→ **WORK TASK**
Your answer should consist of the lines below that hold the word "JSON".

*** LISTED ENTRIES ***

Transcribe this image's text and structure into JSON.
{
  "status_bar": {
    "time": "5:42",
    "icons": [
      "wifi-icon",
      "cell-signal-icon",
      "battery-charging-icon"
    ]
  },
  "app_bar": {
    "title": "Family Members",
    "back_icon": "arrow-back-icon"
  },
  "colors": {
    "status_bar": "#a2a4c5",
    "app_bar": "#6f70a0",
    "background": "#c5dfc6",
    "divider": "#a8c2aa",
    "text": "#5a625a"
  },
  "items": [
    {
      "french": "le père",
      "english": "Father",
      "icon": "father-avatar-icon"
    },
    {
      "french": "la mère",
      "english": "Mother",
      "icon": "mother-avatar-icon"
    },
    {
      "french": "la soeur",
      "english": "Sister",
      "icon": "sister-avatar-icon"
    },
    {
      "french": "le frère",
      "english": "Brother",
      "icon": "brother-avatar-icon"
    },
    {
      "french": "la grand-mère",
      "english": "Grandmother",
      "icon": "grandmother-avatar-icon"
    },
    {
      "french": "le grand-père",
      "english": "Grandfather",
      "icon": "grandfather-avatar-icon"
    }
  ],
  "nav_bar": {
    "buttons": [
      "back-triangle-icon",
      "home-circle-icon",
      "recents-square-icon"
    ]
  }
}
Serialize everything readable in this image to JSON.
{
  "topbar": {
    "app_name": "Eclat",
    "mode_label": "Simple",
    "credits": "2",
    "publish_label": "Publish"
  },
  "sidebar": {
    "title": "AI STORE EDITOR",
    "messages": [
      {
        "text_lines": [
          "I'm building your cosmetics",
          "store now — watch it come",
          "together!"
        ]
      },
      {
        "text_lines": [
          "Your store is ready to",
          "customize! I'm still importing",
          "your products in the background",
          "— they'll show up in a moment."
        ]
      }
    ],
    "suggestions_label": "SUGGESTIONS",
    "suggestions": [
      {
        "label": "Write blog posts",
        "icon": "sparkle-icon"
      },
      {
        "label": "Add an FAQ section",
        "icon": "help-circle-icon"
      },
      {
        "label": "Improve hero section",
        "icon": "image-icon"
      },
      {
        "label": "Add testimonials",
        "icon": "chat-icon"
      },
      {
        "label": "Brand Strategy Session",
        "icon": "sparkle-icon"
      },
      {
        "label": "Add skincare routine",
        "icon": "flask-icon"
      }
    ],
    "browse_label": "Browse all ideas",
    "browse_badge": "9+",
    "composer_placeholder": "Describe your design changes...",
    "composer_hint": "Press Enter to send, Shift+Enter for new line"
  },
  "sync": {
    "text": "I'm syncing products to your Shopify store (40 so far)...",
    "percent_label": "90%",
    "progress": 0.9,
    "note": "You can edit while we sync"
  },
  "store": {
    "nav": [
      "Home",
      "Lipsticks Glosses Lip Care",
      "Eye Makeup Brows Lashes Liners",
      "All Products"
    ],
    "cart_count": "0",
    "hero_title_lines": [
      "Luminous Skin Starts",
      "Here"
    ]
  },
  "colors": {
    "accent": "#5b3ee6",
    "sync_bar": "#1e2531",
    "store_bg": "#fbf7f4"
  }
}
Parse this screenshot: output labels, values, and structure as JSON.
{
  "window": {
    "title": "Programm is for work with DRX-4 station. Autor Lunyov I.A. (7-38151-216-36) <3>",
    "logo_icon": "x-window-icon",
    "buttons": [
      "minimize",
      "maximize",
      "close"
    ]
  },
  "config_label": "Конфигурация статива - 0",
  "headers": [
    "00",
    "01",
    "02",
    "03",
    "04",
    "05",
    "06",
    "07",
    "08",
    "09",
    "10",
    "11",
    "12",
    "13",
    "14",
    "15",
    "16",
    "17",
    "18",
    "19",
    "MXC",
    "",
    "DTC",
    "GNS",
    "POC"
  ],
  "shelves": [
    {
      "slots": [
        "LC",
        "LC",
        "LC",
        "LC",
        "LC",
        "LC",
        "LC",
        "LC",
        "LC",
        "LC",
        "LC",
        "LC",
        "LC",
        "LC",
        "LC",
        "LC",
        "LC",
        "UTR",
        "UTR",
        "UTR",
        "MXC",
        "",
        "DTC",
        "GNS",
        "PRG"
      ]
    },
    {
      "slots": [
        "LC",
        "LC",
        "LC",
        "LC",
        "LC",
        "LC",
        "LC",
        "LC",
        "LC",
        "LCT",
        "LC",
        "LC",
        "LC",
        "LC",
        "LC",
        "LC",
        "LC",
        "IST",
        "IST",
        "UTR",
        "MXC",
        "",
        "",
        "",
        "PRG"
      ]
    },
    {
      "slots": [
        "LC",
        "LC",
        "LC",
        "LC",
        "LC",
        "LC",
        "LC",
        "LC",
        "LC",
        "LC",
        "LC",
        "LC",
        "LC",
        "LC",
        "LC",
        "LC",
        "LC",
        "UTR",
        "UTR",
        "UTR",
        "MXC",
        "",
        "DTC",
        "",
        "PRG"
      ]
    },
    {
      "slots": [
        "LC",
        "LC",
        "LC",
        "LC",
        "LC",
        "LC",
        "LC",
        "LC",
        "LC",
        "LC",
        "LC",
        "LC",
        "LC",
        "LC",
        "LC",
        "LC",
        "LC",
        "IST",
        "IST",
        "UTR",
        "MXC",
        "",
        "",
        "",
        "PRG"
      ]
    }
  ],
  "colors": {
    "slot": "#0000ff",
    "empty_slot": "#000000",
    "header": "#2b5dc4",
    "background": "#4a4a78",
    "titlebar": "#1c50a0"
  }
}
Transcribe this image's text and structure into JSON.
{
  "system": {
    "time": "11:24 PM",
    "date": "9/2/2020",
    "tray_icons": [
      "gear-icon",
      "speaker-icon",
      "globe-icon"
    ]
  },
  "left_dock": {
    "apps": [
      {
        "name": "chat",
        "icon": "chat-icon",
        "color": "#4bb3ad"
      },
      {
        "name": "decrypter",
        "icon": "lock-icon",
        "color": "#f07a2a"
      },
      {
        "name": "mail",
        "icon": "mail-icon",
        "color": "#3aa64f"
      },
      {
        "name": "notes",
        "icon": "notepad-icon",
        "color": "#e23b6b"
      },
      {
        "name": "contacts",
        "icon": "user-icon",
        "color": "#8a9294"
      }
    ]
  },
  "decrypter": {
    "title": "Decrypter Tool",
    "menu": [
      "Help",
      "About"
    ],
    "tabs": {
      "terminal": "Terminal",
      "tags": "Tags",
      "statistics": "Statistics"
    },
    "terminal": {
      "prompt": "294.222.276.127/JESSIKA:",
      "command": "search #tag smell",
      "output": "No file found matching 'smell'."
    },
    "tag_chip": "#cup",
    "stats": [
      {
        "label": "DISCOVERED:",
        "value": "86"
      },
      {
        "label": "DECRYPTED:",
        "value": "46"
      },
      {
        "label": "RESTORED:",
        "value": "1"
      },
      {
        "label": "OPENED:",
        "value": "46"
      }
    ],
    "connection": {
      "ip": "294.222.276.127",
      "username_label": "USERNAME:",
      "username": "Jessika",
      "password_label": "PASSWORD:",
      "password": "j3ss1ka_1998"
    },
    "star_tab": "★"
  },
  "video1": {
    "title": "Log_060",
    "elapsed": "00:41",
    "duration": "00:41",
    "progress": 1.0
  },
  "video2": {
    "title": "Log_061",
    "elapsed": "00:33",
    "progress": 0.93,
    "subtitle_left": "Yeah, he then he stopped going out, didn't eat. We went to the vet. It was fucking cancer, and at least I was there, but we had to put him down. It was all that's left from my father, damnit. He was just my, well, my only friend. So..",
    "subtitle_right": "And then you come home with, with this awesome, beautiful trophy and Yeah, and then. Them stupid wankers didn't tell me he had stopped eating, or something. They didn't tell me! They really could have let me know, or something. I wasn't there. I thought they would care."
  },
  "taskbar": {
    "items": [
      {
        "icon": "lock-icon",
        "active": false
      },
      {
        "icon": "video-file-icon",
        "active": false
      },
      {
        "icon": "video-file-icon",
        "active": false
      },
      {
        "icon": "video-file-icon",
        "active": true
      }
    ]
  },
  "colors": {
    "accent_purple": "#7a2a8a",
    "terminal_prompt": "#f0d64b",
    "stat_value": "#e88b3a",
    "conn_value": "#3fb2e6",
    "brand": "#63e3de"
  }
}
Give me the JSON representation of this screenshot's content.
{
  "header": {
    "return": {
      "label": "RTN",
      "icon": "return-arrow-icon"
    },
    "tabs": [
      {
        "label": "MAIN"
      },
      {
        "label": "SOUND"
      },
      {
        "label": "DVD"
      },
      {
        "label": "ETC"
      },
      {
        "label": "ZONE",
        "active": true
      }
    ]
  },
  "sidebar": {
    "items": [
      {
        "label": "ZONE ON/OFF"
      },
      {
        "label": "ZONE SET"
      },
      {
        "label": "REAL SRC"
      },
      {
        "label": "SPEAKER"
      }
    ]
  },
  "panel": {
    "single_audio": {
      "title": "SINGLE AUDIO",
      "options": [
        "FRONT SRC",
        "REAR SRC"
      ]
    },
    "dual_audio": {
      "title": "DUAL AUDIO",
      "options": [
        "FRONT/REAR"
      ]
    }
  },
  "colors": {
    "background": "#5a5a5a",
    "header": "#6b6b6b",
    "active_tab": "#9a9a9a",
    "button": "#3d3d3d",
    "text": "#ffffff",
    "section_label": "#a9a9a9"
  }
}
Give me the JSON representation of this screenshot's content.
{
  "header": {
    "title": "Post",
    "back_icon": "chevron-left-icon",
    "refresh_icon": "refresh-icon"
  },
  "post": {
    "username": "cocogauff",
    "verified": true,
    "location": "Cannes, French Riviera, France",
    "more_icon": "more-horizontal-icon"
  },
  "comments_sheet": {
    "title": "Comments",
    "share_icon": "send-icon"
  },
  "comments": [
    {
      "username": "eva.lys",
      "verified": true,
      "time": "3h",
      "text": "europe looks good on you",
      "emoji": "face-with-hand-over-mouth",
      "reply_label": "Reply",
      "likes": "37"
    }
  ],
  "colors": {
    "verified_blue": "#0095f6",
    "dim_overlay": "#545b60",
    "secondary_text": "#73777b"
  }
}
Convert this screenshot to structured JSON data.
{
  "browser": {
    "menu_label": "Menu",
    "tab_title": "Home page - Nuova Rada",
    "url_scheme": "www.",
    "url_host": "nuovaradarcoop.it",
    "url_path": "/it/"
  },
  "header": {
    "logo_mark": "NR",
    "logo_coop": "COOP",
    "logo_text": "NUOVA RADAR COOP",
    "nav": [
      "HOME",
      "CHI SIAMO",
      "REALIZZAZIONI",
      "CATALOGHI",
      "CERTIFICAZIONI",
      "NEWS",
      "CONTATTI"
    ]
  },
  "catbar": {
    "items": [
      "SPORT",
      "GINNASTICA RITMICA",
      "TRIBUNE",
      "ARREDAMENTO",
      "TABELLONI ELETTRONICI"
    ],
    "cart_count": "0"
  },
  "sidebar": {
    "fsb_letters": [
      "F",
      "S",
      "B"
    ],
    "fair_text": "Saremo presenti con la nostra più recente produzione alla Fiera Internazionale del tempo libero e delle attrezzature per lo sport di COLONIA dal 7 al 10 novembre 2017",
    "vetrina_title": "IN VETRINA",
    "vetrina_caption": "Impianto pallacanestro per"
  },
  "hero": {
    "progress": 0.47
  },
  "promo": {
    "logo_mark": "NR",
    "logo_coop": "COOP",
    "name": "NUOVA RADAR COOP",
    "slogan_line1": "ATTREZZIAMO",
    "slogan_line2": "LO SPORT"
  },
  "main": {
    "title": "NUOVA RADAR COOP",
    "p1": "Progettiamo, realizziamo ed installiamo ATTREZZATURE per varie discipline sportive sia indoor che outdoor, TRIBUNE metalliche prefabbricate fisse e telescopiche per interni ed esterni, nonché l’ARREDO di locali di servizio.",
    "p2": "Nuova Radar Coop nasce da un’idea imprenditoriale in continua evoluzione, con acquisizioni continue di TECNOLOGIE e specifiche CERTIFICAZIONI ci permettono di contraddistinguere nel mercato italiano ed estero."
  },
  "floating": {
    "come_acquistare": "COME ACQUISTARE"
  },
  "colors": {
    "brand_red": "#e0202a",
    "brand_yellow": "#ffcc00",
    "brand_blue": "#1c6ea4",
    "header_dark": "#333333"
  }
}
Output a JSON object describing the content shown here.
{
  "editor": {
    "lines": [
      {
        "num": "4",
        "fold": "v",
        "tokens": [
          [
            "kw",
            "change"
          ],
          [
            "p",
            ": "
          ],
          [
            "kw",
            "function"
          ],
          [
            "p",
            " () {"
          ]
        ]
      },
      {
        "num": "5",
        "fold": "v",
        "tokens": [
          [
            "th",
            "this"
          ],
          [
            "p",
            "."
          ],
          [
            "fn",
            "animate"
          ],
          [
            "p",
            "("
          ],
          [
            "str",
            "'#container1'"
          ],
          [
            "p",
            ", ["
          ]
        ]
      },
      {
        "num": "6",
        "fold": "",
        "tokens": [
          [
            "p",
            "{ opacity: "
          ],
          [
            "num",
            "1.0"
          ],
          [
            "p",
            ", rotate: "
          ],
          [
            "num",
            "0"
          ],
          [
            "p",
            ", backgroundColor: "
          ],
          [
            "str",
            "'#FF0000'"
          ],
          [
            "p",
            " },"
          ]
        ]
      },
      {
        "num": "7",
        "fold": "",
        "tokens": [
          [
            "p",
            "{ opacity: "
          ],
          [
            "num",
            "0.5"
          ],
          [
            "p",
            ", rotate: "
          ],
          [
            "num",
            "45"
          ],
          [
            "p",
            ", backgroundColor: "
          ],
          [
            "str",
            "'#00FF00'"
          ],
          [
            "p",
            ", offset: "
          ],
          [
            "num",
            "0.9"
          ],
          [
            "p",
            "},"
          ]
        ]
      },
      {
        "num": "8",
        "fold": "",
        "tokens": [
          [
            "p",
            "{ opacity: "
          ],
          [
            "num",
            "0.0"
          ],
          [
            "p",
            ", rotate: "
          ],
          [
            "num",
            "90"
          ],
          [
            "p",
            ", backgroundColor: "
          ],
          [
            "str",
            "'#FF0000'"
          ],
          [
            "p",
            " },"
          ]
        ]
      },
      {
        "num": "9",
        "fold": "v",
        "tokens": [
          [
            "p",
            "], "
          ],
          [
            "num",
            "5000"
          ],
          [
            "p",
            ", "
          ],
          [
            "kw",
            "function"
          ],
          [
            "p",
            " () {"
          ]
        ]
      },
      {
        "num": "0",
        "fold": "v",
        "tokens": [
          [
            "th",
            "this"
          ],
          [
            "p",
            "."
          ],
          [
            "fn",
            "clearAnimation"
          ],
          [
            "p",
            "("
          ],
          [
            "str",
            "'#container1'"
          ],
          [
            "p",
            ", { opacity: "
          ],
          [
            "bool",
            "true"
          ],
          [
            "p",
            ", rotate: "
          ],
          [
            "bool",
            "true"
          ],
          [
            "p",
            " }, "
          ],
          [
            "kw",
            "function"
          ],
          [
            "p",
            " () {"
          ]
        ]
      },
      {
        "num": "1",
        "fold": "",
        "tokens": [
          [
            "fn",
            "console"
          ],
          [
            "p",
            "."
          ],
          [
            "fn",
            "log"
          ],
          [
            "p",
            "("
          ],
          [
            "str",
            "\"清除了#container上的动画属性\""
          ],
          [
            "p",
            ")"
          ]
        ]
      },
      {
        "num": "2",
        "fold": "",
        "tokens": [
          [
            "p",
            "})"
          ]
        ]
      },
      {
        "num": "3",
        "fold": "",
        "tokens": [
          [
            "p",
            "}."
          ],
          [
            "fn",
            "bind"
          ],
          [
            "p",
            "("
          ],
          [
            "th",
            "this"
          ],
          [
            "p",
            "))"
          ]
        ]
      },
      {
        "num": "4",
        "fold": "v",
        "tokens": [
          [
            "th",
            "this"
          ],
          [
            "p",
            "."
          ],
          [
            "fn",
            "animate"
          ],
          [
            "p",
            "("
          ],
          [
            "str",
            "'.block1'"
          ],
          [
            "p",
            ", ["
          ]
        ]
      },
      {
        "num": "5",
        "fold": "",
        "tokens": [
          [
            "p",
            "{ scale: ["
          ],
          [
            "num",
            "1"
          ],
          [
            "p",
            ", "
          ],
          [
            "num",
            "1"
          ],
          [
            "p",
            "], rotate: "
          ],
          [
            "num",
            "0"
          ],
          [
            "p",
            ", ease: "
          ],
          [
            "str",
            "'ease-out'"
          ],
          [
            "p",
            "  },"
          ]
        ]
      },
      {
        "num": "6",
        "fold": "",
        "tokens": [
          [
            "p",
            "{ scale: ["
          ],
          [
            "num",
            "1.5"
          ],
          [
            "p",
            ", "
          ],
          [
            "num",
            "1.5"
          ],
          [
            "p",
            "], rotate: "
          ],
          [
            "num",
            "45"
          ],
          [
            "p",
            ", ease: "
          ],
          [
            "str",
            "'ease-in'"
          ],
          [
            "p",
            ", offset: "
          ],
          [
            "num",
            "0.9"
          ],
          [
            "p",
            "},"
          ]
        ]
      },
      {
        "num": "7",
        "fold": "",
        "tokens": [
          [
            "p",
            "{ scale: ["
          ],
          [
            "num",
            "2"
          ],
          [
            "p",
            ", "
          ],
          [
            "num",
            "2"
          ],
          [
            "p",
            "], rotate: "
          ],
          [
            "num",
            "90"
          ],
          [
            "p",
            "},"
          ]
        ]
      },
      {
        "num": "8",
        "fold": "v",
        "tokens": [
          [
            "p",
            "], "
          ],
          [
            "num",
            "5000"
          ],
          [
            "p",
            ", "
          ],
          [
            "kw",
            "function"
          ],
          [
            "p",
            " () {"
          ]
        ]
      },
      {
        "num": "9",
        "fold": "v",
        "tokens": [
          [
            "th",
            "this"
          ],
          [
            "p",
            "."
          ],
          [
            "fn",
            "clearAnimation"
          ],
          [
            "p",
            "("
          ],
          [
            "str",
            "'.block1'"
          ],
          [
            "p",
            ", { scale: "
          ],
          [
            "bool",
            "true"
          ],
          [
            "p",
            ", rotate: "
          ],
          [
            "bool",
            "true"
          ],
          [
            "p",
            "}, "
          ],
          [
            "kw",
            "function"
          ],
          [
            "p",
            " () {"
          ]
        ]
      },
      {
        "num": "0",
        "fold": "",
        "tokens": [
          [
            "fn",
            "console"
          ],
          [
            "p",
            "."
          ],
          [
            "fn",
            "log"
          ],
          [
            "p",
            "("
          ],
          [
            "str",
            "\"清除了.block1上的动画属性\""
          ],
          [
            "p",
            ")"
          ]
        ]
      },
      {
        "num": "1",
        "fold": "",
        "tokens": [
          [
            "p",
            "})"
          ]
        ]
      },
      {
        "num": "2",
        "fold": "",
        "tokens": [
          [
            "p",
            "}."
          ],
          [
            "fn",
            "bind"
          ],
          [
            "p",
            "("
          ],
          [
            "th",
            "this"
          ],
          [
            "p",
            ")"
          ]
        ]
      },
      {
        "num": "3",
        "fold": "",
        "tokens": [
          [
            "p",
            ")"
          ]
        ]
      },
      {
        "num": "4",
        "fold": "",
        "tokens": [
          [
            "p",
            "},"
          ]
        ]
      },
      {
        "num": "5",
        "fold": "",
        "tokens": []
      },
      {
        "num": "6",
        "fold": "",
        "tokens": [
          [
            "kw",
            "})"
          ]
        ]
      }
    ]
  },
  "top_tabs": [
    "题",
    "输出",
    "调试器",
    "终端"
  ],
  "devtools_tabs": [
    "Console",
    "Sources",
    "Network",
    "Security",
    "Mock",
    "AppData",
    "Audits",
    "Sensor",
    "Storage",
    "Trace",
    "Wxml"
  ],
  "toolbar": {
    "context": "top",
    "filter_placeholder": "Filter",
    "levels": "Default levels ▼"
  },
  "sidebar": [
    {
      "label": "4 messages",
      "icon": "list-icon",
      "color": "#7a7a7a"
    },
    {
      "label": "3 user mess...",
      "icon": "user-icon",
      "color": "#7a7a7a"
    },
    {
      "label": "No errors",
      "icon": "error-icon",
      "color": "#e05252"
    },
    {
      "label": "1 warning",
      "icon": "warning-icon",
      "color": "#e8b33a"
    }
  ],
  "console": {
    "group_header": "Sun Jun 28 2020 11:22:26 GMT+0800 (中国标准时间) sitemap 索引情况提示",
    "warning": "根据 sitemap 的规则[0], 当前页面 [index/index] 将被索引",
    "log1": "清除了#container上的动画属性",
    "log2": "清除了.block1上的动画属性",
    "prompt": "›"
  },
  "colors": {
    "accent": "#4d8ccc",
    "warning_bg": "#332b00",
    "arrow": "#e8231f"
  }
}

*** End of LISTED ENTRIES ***

→ **WRITTEN RESPONSE**
Transcribe this image's text and structure into JSON.
Serialize everything readable in this image to JSON.
Parse this screenshot: output labels, values, and structure as JSON.
Transcribe this image's text and structure into JSON.
Give me the JSON representation of this screenshot's content.
Give me the JSON representation of this screenshot's content.
Convert this screenshot to structured JSON data.
Output a JSON object describing the content shown here.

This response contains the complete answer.